Element data from apps and pages
★ ★ ★ ★ ★

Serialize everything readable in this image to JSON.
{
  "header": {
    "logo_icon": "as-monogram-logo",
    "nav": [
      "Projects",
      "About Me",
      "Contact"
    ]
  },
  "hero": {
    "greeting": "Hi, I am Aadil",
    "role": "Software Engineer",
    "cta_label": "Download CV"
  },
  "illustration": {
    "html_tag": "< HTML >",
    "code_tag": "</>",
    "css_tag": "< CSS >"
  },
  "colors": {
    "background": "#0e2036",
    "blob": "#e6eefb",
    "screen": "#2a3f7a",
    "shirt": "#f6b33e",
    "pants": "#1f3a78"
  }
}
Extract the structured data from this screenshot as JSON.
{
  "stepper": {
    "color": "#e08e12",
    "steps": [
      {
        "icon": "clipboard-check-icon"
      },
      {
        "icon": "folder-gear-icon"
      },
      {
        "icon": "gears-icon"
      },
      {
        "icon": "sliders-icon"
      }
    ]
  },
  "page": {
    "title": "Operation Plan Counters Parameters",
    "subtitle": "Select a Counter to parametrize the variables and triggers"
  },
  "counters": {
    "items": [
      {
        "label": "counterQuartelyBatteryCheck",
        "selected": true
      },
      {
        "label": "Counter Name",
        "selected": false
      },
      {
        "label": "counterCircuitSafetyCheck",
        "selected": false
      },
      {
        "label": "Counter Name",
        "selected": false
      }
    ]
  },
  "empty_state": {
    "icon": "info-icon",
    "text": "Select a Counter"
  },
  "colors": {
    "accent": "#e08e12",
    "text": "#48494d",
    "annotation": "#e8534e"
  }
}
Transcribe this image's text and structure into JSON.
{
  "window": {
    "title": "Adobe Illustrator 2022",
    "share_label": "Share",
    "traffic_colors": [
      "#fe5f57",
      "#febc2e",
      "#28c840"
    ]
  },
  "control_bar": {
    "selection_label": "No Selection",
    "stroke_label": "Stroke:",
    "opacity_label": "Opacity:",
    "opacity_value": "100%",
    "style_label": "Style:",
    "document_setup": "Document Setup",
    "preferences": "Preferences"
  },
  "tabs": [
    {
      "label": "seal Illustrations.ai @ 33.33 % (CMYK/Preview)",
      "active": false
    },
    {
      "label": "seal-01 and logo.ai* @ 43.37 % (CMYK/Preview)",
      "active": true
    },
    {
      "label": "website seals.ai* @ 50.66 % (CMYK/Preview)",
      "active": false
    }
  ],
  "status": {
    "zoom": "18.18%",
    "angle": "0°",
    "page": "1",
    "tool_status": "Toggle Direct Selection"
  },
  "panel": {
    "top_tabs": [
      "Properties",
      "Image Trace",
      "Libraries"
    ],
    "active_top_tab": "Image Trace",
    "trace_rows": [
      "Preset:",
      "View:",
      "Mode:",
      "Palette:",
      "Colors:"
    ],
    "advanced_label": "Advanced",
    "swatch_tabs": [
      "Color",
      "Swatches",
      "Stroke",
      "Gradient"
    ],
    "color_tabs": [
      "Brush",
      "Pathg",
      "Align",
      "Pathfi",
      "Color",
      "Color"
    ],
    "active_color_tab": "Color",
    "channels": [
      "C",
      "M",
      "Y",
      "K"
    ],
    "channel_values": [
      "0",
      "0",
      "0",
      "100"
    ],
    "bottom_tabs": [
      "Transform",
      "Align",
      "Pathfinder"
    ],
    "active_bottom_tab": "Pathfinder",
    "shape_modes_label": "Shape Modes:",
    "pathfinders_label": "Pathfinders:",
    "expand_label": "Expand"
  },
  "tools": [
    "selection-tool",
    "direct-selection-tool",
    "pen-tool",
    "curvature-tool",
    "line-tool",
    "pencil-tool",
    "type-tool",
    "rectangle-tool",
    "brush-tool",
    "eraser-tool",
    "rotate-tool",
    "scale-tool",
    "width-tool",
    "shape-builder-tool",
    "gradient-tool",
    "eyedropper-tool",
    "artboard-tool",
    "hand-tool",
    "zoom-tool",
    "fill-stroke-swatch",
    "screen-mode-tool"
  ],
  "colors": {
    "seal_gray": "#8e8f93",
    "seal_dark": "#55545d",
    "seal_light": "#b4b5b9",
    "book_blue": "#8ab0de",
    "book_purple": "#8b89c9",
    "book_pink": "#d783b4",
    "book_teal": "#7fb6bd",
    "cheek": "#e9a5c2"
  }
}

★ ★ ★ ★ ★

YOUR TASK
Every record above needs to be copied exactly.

ANSWER TO THIS TASK
Serialize everything readable in this image to JSON.
{
  "header": {
    "logo_icon": "as-monogram-logo",
    "nav": [
      "Projects",
      "About Me",
      "Contact"
    ]
  },
  "hero": {
    "greeting": "Hi, I am Aadil",
    "role": "Software Engineer",
    "cta_label": "Download CV"
  },
  "illustration": {
    "html_tag": "< HTML >",
    "code_tag": "</>",
    "css_tag": "< CSS >"
  },
  "colors": {
    "background": "#0e2036",
    "blob": "#e6eefb",
    "screen": "#2a3f7a",
    "shirt": "#f6b33e",
    "pants": "#1f3a78"
  }
}
Extract the structured data from this screenshot as JSON.
{
  "stepper": {
    "color": "#e08e12",
    "steps": [
      {
        "icon": "clipboard-check-icon"
      },
      {
        "icon": "folder-gear-icon"
      },
      {
        "icon": "gears-icon"
      },
      {
        "icon": "sliders-icon"
      }
    ]
  },
  "page": {
    "title": "Operation Plan Counters Parameters",
    "subtitle": "Select a Counter to parametrize the variables and triggers"
  },
  "counters": {
    "items": [
      {
        "label": "counterQuartelyBatteryCheck",
        "selected": true
      },
      {
        "label": "Counter Name",
        "selected": false
      },
      {
        "label": "counterCircuitSafetyCheck",
        "selected": false
      },
      {
        "label": "Counter Name",
        "selected": false
      }
    ]
  },
  "empty_state": {
    "icon": "info-icon",
    "text": "Select a Counter"
  },
  "colors": {
    "accent": "#e08e12",
    "text": "#48494d",
    "annotation": "#e8534e"
  }
}
Transcribe this image's text and structure into JSON.
{
  "window": {
    "title": "Adobe Illustrator 2022",
    "share_label": "Share",
    "traffic_colors": [
      "#fe5f57",
      "#febc2e",
      "#28c840"
    ]
  },
  "control_bar": {
    "selection_label": "No Selection",
    "stroke_label": "Stroke:",
    "opacity_label": "Opacity:",
    "opacity_value": "100%",
    "style_label": "Style:",
    "document_setup": "Document Setup",
    "preferences": "Preferences"
  },
  "tabs": [
    {
      "label": "seal Illustrations.ai @ 33.33 % (CMYK/Preview)",
      "active": false
    },
    {
      "label": "seal-01 and logo.ai* @ 43.37 % (CMYK/Preview)",
      "active": true
    },
    {
      "label": "website seals.ai* @ 50.66 % (CMYK/Preview)",
      "active": false
    }
  ],
  "status": {
    "zoom": "18.18%",
    "angle": "0°",
    "page": "1",
    "tool_status": "Toggle Direct Selection"
  },
  "panel": {
    "top_tabs": [
      "Properties",
      "Image Trace",
      "Libraries"
    ],
    "active_top_tab": "Image Trace",
    "trace_rows": [
      "Preset:",
      "View:",
      "Mode:",
      "Palette:",
      "Colors:"
    ],
    "advanced_label": "Advanced",
    "swatch_tabs": [
      "Color",
      "Swatches",
      "Stroke",
      "Gradient"
    ],
    "color_tabs": [
      "Brush",
      "Pathg",
      "Align",
      "Pathfi",
      "Color",
      "Color"
    ],
    "active_color_tab": "Color",
    "channels": [
      "C",
      "M",
      "Y",
      "K"
    ],
    "channel_values": [
      "0",
      "0",
      "0",
      "100"
    ],
    "bottom_tabs": [
      "Transform",
      "Align",
      "Pathfinder"
    ],
    "active_bottom_tab": "Pathfinder",
    "shape_modes_label": "Shape Modes:",
    "pathfinders_label": "Pathfinders:",
    "expand_label": "Expand"
  },
  "tools": [
    "selection-tool",
    "direct-selection-tool",
    "pen-tool",
    "curvature-tool",
    "line-tool",
    "pencil-tool",
    "type-tool",
    "rectangle-tool",
    "brush-tool",
    "eraser-tool",
    "rotate-tool",
    "scale-tool",
    "width-tool",
    "shape-builder-tool",
    "gradient-tool",
    "eyedropper-tool",
    "artboard-tool",
    "hand-tool",
    "zoom-tool",
    "fill-stroke-swatch",
    "screen-mode-tool"
  ],
  "colors": {
    "seal_gray": "#8e8f93",
    "seal_dark": "#55545d",
    "seal_light": "#b4b5b9",
    "book_blue": "#8ab0de",
    "book_purple": "#8b89c9",
    "book_pink": "#d783b4",
    "book_teal": "#7fb6bd",
    "cheek": "#e9a5c2"
  }
}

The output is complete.